-- TASK MATERIAL follows --

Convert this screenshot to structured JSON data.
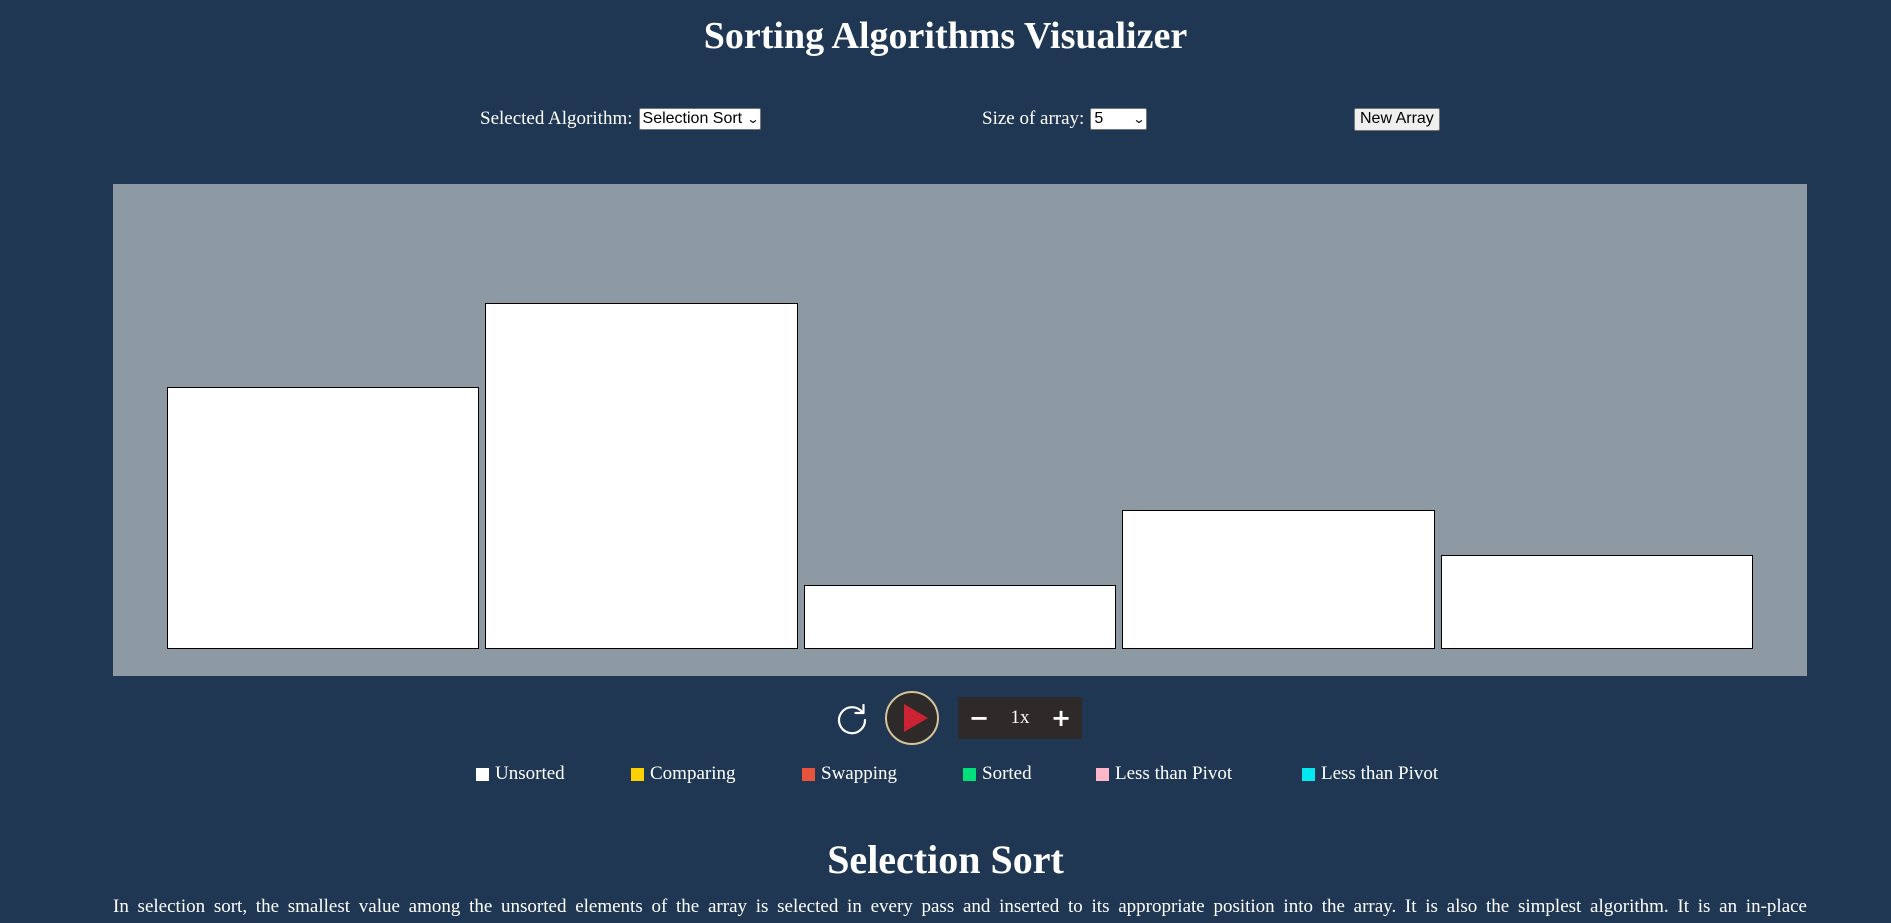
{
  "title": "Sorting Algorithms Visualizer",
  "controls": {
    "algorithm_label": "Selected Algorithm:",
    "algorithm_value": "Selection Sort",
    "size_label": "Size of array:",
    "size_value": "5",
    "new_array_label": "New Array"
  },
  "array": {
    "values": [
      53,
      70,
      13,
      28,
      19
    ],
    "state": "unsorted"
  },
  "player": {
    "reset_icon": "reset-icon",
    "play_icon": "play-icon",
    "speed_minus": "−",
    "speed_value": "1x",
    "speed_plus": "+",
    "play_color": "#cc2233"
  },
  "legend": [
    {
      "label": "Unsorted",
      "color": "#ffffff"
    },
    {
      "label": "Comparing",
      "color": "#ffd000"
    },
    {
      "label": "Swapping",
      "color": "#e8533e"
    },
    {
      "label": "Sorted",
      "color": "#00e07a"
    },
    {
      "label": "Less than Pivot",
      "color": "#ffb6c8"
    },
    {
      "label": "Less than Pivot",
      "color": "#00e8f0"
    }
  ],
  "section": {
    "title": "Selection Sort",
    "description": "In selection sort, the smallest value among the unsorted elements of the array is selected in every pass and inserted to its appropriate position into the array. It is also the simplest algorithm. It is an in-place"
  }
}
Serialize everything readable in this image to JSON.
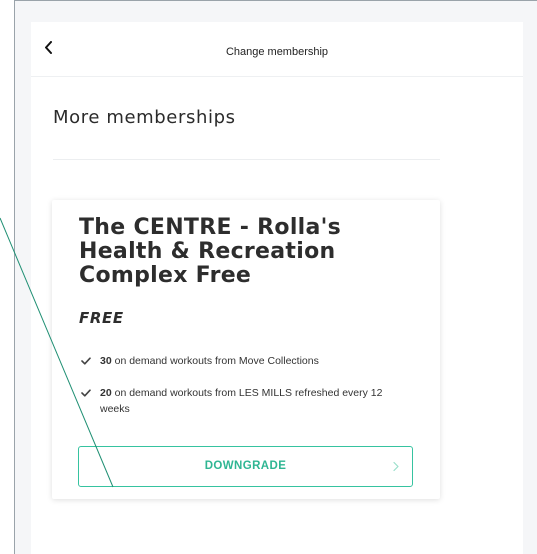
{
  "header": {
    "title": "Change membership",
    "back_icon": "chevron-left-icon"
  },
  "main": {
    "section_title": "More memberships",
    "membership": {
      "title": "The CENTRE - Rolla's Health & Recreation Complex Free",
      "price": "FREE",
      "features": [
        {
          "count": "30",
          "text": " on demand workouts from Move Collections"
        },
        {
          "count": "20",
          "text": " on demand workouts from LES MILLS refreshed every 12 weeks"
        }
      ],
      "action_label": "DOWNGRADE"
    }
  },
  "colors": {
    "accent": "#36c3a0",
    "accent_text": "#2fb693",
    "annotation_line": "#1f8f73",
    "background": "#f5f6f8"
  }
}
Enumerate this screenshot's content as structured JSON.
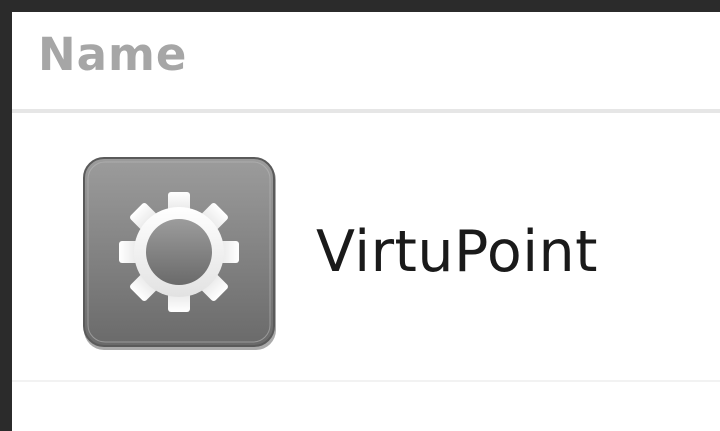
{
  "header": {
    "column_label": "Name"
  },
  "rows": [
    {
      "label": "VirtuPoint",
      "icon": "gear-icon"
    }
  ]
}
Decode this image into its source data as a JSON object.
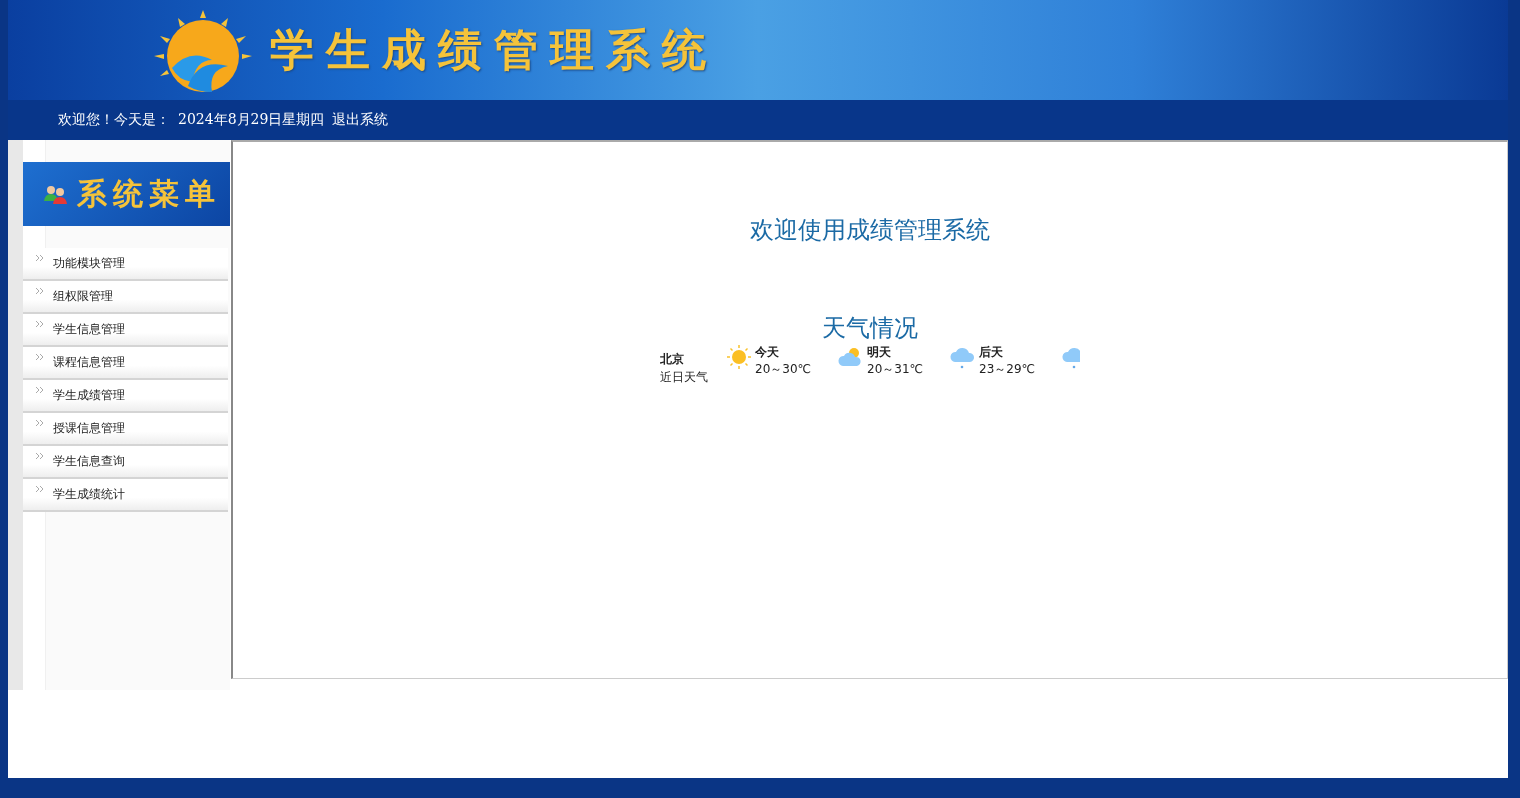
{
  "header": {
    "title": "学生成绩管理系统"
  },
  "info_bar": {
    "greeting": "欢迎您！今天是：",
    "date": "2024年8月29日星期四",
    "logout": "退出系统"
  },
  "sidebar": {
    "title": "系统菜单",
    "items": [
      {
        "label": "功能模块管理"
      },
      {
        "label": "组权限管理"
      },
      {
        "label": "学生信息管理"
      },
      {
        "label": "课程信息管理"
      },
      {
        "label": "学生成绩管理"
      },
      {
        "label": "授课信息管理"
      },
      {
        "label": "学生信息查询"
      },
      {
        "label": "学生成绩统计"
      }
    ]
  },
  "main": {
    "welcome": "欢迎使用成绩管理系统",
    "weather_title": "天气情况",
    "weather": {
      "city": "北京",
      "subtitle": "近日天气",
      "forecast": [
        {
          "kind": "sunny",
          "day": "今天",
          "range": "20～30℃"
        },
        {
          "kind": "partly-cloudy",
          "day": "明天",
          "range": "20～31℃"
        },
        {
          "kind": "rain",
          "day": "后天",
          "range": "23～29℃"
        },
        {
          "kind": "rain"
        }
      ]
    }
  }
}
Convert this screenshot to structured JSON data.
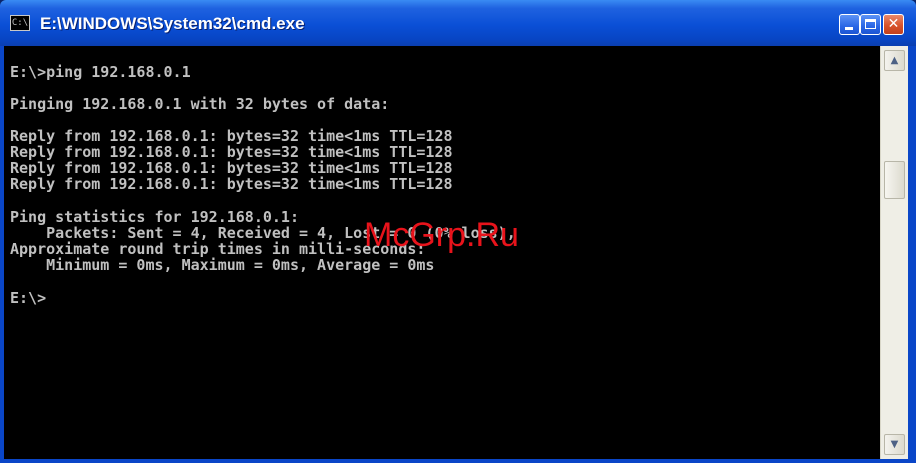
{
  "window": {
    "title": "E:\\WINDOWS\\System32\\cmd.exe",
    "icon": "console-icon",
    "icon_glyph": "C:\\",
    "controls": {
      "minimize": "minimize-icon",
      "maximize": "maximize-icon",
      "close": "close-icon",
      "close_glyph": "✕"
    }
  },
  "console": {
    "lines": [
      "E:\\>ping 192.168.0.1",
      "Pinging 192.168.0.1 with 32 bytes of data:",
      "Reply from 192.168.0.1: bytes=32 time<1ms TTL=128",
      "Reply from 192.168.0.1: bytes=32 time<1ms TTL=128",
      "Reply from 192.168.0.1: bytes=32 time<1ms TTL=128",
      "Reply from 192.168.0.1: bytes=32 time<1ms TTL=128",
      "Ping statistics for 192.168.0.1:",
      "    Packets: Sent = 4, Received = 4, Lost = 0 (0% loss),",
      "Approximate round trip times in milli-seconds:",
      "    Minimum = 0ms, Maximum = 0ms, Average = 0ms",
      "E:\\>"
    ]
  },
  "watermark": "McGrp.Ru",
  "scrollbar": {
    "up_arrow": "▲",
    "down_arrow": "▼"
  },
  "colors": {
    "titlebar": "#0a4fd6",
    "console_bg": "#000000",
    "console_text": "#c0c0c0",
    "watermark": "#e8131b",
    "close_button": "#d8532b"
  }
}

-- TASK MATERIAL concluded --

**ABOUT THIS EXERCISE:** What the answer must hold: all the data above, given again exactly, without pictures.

**YOUR RESPONSE:**
Convert this screenshot to structured JSON data.
{
  "title": "Sorting Algorithms Visualizer",
  "controls": {
    "algorithm_label": "Selected Algorithm:",
    "algorithm_value": "Selection Sort",
    "size_label": "Size of array:",
    "size_value": "5",
    "new_array_label": "New Array"
  },
  "array": {
    "values": [
      53,
      70,
      13,
      28,
      19
    ],
    "state": "unsorted"
  },
  "player": {
    "reset_icon": "reset-icon",
    "play_icon": "play-icon",
    "speed_minus": "−",
    "speed_value": "1x",
    "speed_plus": "+",
    "play_color": "#cc2233"
  },
  "legend": [
    {
      "label": "Unsorted",
      "color": "#ffffff"
    },
    {
      "label": "Comparing",
      "color": "#ffd000"
    },
    {
      "label": "Swapping",
      "color": "#e8533e"
    },
    {
      "label": "Sorted",
      "color": "#00e07a"
    },
    {
      "label": "Less than Pivot",
      "color": "#ffb6c8"
    },
    {
      "label": "Less than Pivot",
      "color": "#00e8f0"
    }
  ],
  "section": {
    "title": "Selection Sort",
    "description": "In selection sort, the smallest value among the unsorted elements of the array is selected in every pass and inserted to its appropriate position into the array. It is also the simplest algorithm. It is an in-place"
  }
}
Serialize everything readable in this image to JSON.
{
  "header": {
    "title": "Change membership",
    "back_icon": "chevron-left-icon"
  },
  "main": {
    "section_title": "More memberships",
    "membership": {
      "title": "The CENTRE - Rolla's Health & Recreation Complex Free",
      "price": "FREE",
      "features": [
        {
          "count": "30",
          "text": " on demand workouts from Move Collections"
        },
        {
          "count": "20",
          "text": " on demand workouts from LES MILLS refreshed every 12 weeks"
        }
      ],
      "action_label": "DOWNGRADE"
    }
  },
  "colors": {
    "accent": "#36c3a0",
    "accent_text": "#2fb693",
    "annotation_line": "#1f8f73",
    "background": "#f5f6f8"
  }
}
Enumerate this screenshot's content as structured JSON.
{
  "header": {
    "column_label": "Name"
  },
  "rows": [
    {
      "label": "VirtuPoint",
      "icon": "gear-icon"
    }
  ]
}
Decode this image into its source data as a JSON object.
{
  "header": {
    "title": "学生成绩管理系统"
  },
  "info_bar": {
    "greeting": "欢迎您！今天是：",
    "date": "2024年8月29日星期四",
    "logout": "退出系统"
  },
  "sidebar": {
    "title": "系统菜单",
    "items": [
      {
        "label": "功能模块管理"
      },
      {
        "label": "组权限管理"
      },
      {
        "label": "学生信息管理"
      },
      {
        "label": "课程信息管理"
      },
      {
        "label": "学生成绩管理"
      },
      {
        "label": "授课信息管理"
      },
      {
        "label": "学生信息查询"
      },
      {
        "label": "学生成绩统计"
      }
    ]
  },
  "main": {
    "welcome": "欢迎使用成绩管理系统",
    "weather_title": "天气情况",
    "weather": {
      "city": "北京",
      "subtitle": "近日天气",
      "forecast": [
        {
          "kind": "sunny",
          "day": "今天",
          "range": "20～30℃"
        },
        {
          "kind": "partly-cloudy",
          "day": "明天",
          "range": "20～31℃"
        },
        {
          "kind": "rain",
          "day": "后天",
          "range": "23～29℃"
        },
        {
          "kind": "rain"
        }
      ]
    }
  }
}
Convert this screenshot to structured JSON data.
{
  "window": {
    "title": "E:\\WINDOWS\\System32\\cmd.exe",
    "icon": "console-icon",
    "icon_glyph": "C:\\",
    "controls": {
      "minimize": "minimize-icon",
      "maximize": "maximize-icon",
      "close": "close-icon",
      "close_glyph": "✕"
    }
  },
  "console": {
    "lines": [
      "E:\\>ping 192.168.0.1",
      "Pinging 192.168.0.1 with 32 bytes of data:",
      "Reply from 192.168.0.1: bytes=32 time<1ms TTL=128",
      "Reply from 192.168.0.1: bytes=32 time<1ms TTL=128",
      "Reply from 192.168.0.1: bytes=32 time<1ms TTL=128",
      "Reply from 192.168.0.1: bytes=32 time<1ms TTL=128",
      "Ping statistics for 192.168.0.1:",
      "    Packets: Sent = 4, Received = 4, Lost = 0 (0% loss),",
      "Approximate round trip times in milli-seconds:",
      "    Minimum = 0ms, Maximum = 0ms, Average = 0ms",
      "E:\\>"
    ]
  },
  "watermark": "McGrp.Ru",
  "scrollbar": {
    "up_arrow": "▲",
    "down_arrow": "▼"
  },
  "colors": {
    "titlebar": "#0a4fd6",
    "console_bg": "#000000",
    "console_text": "#c0c0c0",
    "watermark": "#e8131b",
    "close_button": "#d8532b"
  }
}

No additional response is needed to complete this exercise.